**Task**
Every line in the records below with the string "icon" needs to be copied out.
+++ Data provided
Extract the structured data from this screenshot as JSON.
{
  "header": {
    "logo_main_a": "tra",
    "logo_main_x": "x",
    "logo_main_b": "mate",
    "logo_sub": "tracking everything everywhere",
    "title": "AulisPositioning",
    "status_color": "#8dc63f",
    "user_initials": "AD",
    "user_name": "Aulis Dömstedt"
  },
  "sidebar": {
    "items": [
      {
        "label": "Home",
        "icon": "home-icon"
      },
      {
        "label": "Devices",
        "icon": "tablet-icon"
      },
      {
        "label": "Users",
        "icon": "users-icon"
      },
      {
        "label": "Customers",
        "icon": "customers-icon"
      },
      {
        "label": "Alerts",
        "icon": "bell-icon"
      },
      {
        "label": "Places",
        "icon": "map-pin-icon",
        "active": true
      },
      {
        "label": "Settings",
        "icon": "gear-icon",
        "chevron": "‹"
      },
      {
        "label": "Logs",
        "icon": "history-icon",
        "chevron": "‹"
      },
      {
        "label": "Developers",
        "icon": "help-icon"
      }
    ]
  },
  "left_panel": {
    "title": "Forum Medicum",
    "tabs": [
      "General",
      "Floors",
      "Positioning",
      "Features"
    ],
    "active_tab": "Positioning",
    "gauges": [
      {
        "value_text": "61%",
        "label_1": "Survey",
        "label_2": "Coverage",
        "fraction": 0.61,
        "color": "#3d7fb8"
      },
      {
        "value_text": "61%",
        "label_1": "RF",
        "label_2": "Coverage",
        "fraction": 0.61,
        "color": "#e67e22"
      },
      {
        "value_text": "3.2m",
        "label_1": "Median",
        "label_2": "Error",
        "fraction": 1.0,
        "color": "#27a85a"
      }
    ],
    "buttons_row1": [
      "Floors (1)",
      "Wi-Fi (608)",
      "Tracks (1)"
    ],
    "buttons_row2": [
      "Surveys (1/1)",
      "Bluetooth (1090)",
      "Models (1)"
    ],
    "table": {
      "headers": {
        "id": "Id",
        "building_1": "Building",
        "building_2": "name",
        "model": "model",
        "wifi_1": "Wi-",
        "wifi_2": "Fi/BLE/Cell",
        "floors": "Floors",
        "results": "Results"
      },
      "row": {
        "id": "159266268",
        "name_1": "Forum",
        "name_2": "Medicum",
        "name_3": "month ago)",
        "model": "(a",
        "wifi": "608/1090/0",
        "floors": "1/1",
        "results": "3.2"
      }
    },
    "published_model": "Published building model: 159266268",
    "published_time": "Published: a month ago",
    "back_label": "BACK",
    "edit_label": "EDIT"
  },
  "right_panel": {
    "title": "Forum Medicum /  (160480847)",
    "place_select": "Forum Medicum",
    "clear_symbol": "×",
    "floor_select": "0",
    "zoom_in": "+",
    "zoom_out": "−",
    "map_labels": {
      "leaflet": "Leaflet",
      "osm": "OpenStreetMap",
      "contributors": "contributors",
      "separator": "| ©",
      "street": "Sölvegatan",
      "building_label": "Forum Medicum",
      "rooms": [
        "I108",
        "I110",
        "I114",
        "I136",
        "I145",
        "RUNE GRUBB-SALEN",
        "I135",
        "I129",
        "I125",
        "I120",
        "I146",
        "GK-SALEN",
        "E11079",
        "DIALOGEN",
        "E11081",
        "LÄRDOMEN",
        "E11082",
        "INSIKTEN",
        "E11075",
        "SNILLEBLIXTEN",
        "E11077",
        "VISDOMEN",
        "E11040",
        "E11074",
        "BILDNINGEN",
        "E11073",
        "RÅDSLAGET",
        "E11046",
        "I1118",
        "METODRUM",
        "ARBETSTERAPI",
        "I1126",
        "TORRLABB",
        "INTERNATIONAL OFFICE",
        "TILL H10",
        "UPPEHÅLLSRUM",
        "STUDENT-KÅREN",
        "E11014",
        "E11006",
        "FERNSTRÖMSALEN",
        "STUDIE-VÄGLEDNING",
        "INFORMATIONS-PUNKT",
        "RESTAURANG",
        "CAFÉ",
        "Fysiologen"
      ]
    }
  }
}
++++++
**Reply**
        "icon": "home-icon"
        "icon": "tablet-icon"
        "icon": "users-icon"
        "icon": "customers-icon"
        "icon": "bell-icon"
        "icon": "map-pin-icon",
        "icon": "gear-icon",
        "icon": "history-icon",
        "icon": "help-icon"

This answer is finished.